Researchers Borrow Seagoing Systems to Help Farmers Plant Straight
CHAMPAIGN, Ill. (AP) _ To keep waves, curves and angles from spoiling rows of corn and soybeans, Southern Illinois University researchers are developing a guidance system to help farmers plant in a straight line.
It uses a computer to combine ultrasonic sensing and ″dead reckoning″ - two systems used by ships on the high seas - said Richard Patterson, a professor of agricultural mechanization at SIU at Carbondale.
″The computer monitors both guidance systems four times a second,″ said Patterson. ″It decides which has the best data and provides direction to the farmer.″
Straight rows are important economically to farmers. A crooked row can lead to crop loss when harvest machinery is driven through the fields, and planting overlapping rows wastes seed, he said.
Many farmers use planters equipped with a long arm that makes a line in the dirt. They watch that mark to make sure each row is planted parallel to it. But the long markers are difficult to maintain and create hazards around fences, trees and power lines, said Patterson.
The SIU system was designed by one of Patterson’s graduate students, Bernard Fehr, now at Michigan State University.
Patterson stressed that although laboratory tests of the guidance system were successful, ″it’s not a production-ready, marketable product. It’s just in the research stage.″ He would like to field test the system this year.
In the sonar system, a small groove is made in the soil at one side of the planter and sound waves bounced off the ground locate the mark and guide the farmer. Patterson said it is similar to the way sonar on Navy ships locates submarines.
At the same time, a light beam projected from the planter is reflected off the tires to determine that the wheels rotate at the same rate. If the planter’s path is not absolutely straight, one wheel rotates faster than the other and the farmer will be alerted, said Patterson.
The dead-reckoning system is useful when, for example, the planter is moving across a grassy strip where the ultrasonic sensing device will not work, said Patterson. In a ship, dead reckoning means finding one’s position based on measurements of the ship’s motion, not on outside landmarks such as stars.

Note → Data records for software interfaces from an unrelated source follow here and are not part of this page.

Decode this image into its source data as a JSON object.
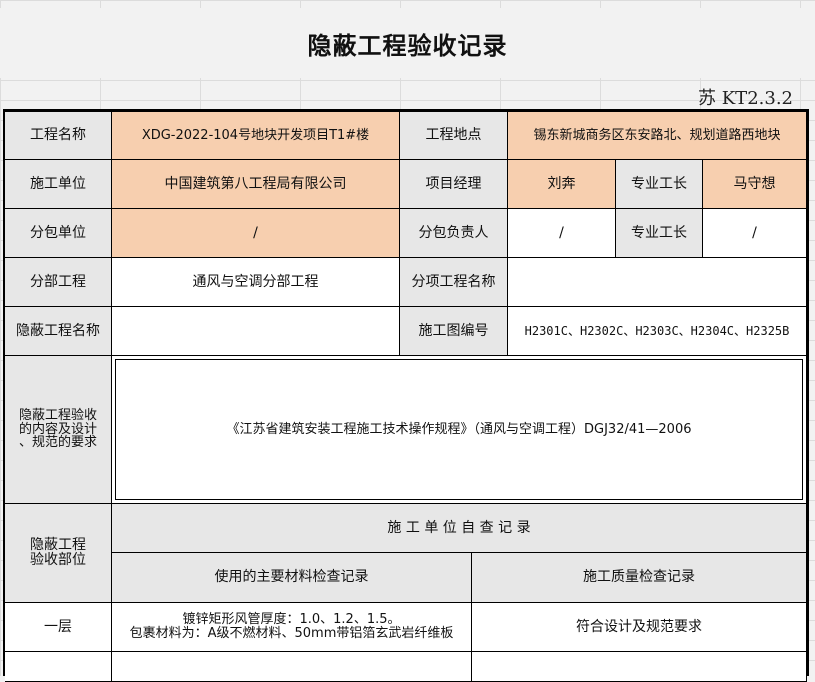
{
  "title": "隐蔽工程验收记录",
  "form_code": "苏 KT2.3.2",
  "row1": {
    "project_name_label": "工程名称",
    "project_name": "XDG-2022-104号地块开发项目T1#楼",
    "location_label": "工程地点",
    "location": "锡东新城商务区东安路北、规划道路西地块"
  },
  "row2": {
    "contractor_label": "施工单位",
    "contractor": "中国建筑第八工程局有限公司",
    "manager_label": "项目经理",
    "manager": "刘奔",
    "foreman_label": "专业工长",
    "foreman": "马守想"
  },
  "row3": {
    "sub_label": "分包单位",
    "sub": "/",
    "sub_head_label": "分包负责人",
    "sub_head": "/",
    "foreman_label": "专业工长",
    "foreman": "/"
  },
  "row4": {
    "division_label": "分部工程",
    "division": "通风与空调分部工程",
    "item_label": "分项工程名称",
    "item": ""
  },
  "row5": {
    "hidden_name_label": "隐蔽工程名称",
    "hidden_name": "",
    "drawing_label": "施工图编号",
    "drawing_numbers": "H2301C、H2302C、H2303C、H2304C、H2325B"
  },
  "row6": {
    "content_label_lines": [
      "隐蔽工程验收",
      "的内容及设计",
      "、规范的要求"
    ],
    "content": "《江苏省建筑安装工程施工技术操作规程》（通风与空调工程）DGJ32/41—2006"
  },
  "row7": {
    "part_label_lines": [
      "隐蔽工程",
      "验收部位"
    ],
    "self_check_header": "施 工 单 位 自 查 记 录",
    "materials_header": "使用的主要材料检查记录",
    "quality_header": "施工质量检查记录"
  },
  "row8": {
    "part": "一层",
    "materials_lines": [
      "镀锌矩形风管厚度：1.0、1.2、1.5。",
      "包裹材料为：A级不燃材料、50mm带铝箔玄武岩纤维板"
    ],
    "quality": "符合设计及规范要求"
  }
}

″The driver never knows which system is giving him directions,″ Patterson said, adding that the entire system involves only ″a couple of hundred dollars in hardware,″ but took many hours of design and computer programming.
″There are a lot of these concepts around - this is just one,″ said Patterson. ″If it is developed commercially, it probably will combine lots of ideas from various research projects.″

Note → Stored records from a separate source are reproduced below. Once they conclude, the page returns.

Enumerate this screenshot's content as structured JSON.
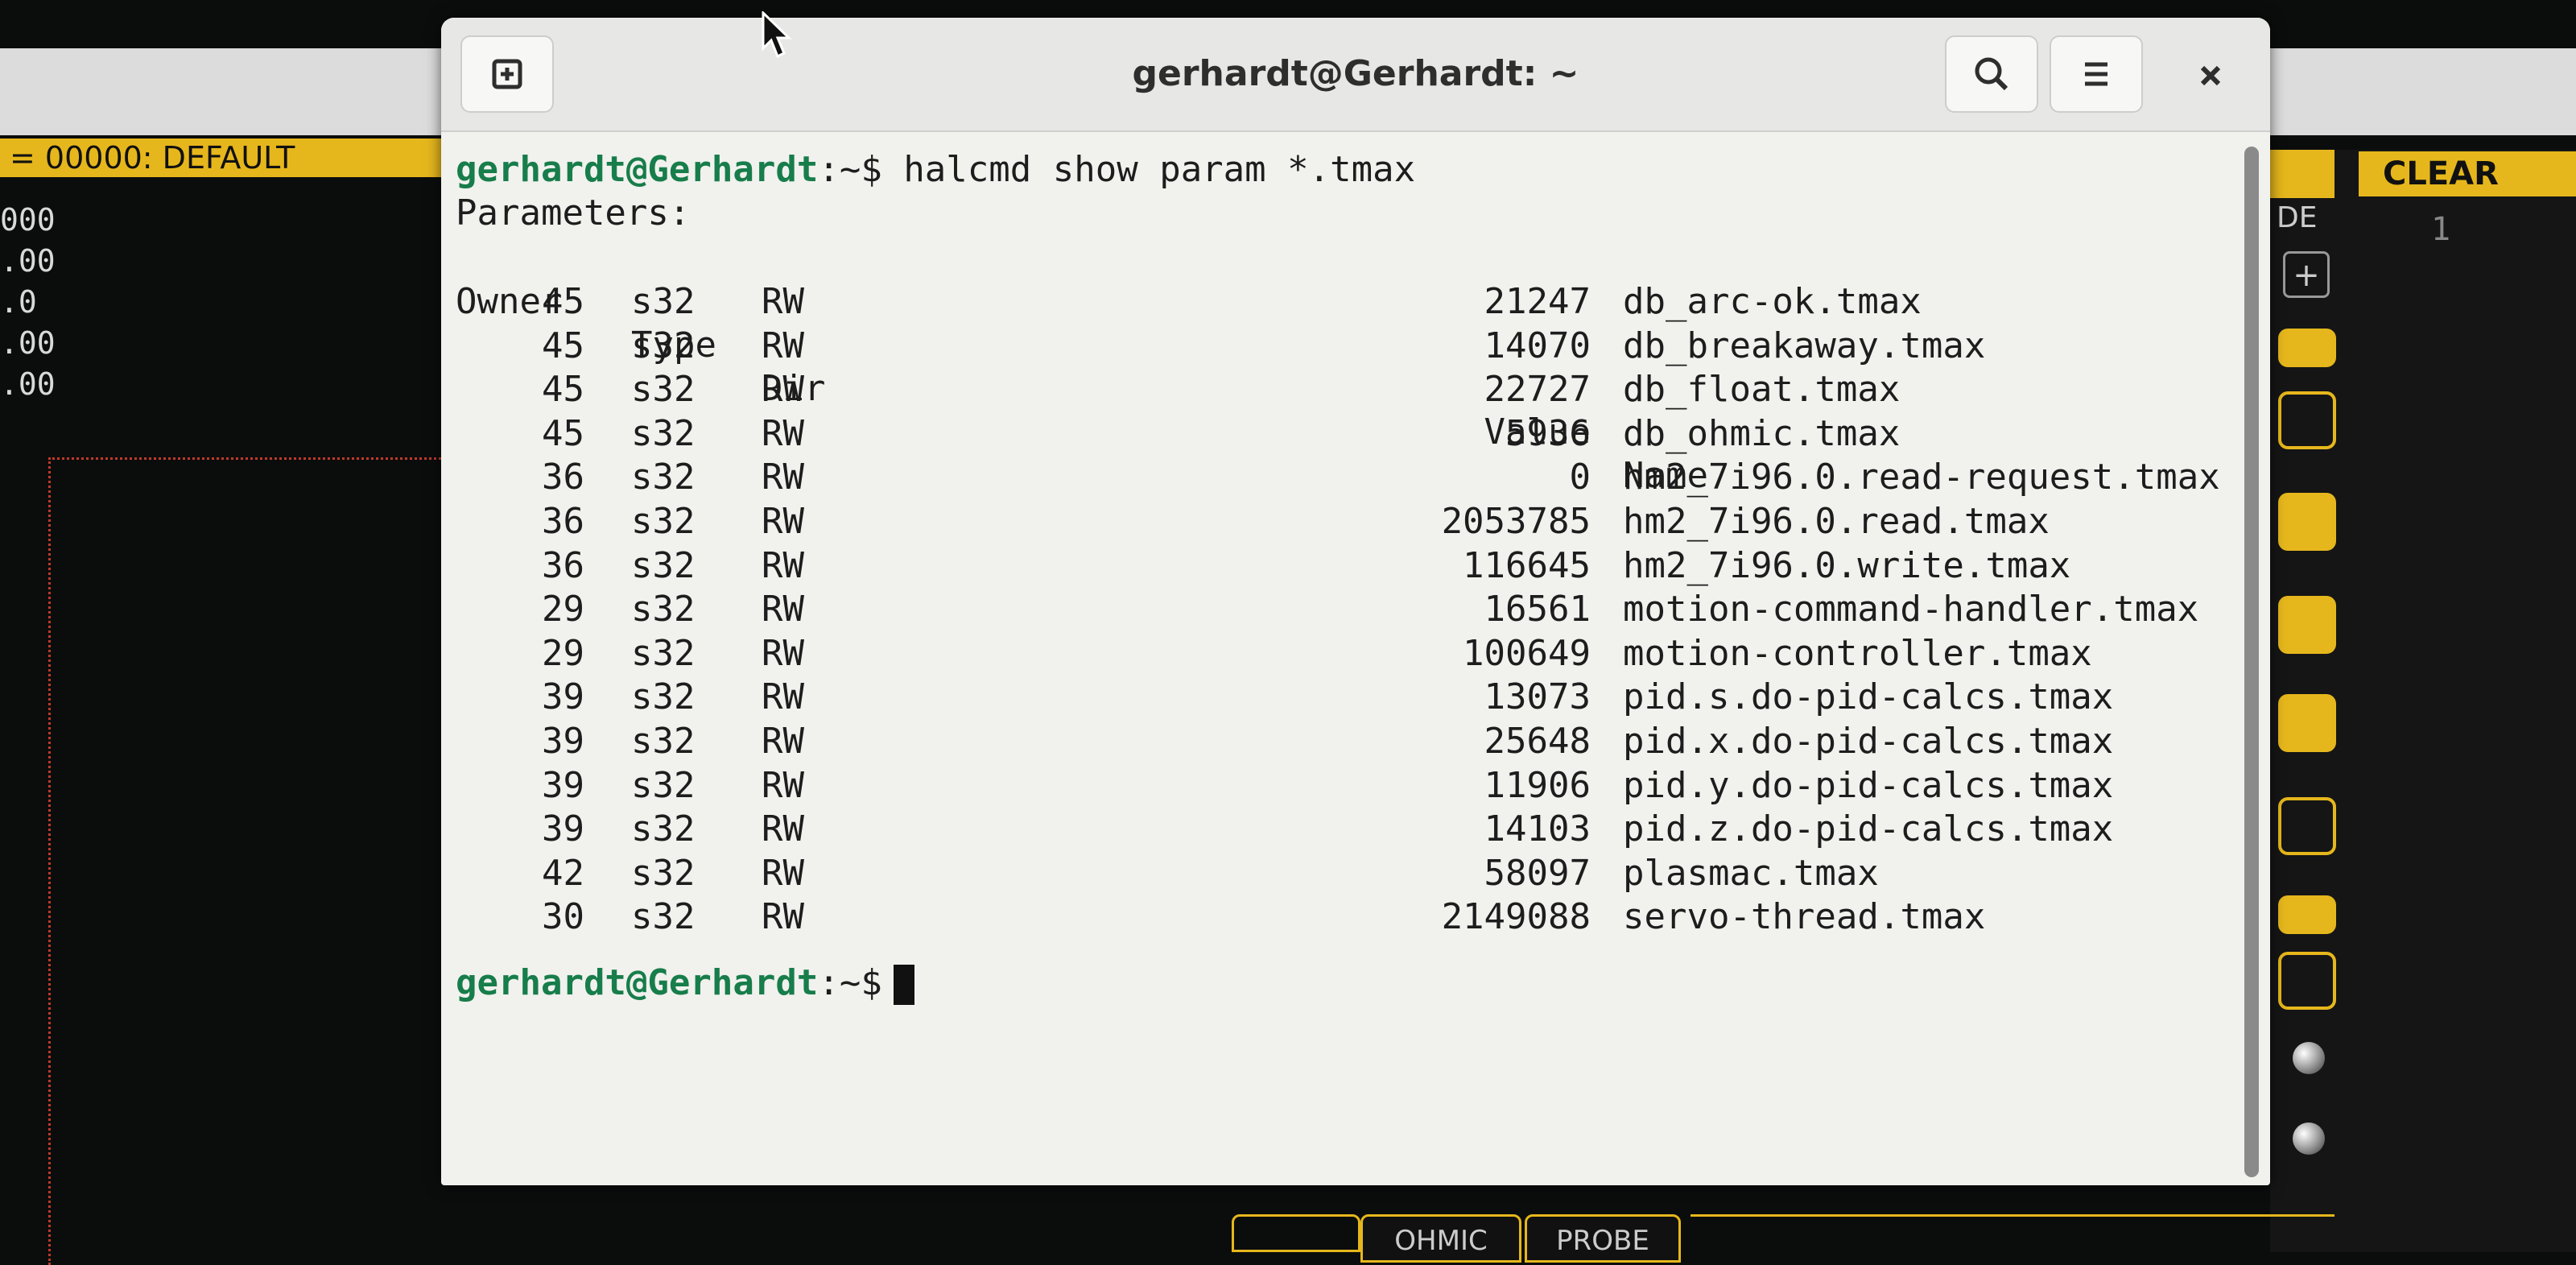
{
  "background_app": {
    "status_label": "= 00000: DEFAULT",
    "dro_values": [
      "000",
      ".00",
      ".0",
      ".00",
      ".00"
    ],
    "clear_button": "CLEAR",
    "side_label": "DE",
    "side_value": "1",
    "plus_label": "+",
    "bottom_tabs": [
      "OHMIC",
      "PROBE"
    ],
    "accent_color": "#e6b71c"
  },
  "terminal": {
    "title": "gerhardt@Gerhardt: ~",
    "new_tab_icon": "new-tab-icon",
    "search_icon": "search-icon",
    "menu_icon": "hamburger-menu-icon",
    "close_icon": "close-icon",
    "prompt_user": "gerhardt@Gerhardt",
    "prompt_path": ":~$",
    "command": " halcmd show param *.tmax",
    "parameters_heading": "Parameters:",
    "columns": {
      "owner": "Owner",
      "type": "Type",
      "dir": "Dir",
      "value": "Value",
      "name": "Name"
    },
    "rows": [
      {
        "owner": "45",
        "type": "s32",
        "dir": "RW",
        "value": "21247",
        "name": "db_arc-ok.tmax"
      },
      {
        "owner": "45",
        "type": "s32",
        "dir": "RW",
        "value": "14070",
        "name": "db_breakaway.tmax"
      },
      {
        "owner": "45",
        "type": "s32",
        "dir": "RW",
        "value": "22727",
        "name": "db_float.tmax"
      },
      {
        "owner": "45",
        "type": "s32",
        "dir": "RW",
        "value": "5936",
        "name": "db_ohmic.tmax"
      },
      {
        "owner": "36",
        "type": "s32",
        "dir": "RW",
        "value": "0",
        "name": "hm2_7i96.0.read-request.tmax"
      },
      {
        "owner": "36",
        "type": "s32",
        "dir": "RW",
        "value": "2053785",
        "name": "hm2_7i96.0.read.tmax"
      },
      {
        "owner": "36",
        "type": "s32",
        "dir": "RW",
        "value": "116645",
        "name": "hm2_7i96.0.write.tmax"
      },
      {
        "owner": "29",
        "type": "s32",
        "dir": "RW",
        "value": "16561",
        "name": "motion-command-handler.tmax"
      },
      {
        "owner": "29",
        "type": "s32",
        "dir": "RW",
        "value": "100649",
        "name": "motion-controller.tmax"
      },
      {
        "owner": "39",
        "type": "s32",
        "dir": "RW",
        "value": "13073",
        "name": "pid.s.do-pid-calcs.tmax"
      },
      {
        "owner": "39",
        "type": "s32",
        "dir": "RW",
        "value": "25648",
        "name": "pid.x.do-pid-calcs.tmax"
      },
      {
        "owner": "39",
        "type": "s32",
        "dir": "RW",
        "value": "11906",
        "name": "pid.y.do-pid-calcs.tmax"
      },
      {
        "owner": "39",
        "type": "s32",
        "dir": "RW",
        "value": "14103",
        "name": "pid.z.do-pid-calcs.tmax"
      },
      {
        "owner": "42",
        "type": "s32",
        "dir": "RW",
        "value": "58097",
        "name": "plasmac.tmax"
      },
      {
        "owner": "30",
        "type": "s32",
        "dir": "RW",
        "value": "2149088",
        "name": "servo-thread.tmax"
      }
    ],
    "colors": {
      "prompt_user": "#177d4a",
      "background": "#f1f1ee"
    }
  }
}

Under the computerized system, guidance could be given by a needle that would move to show a planter was getting off course, and the farmer could make the necessary correction manually. But the data eventually may be used to steer the tractor in a straight path automatically, he said in a telephone interview.
″Ideally, what we would like to do is hook the guidance information right into the steering mechanism of the tractor,″ he said. ″I am confident that can be done.″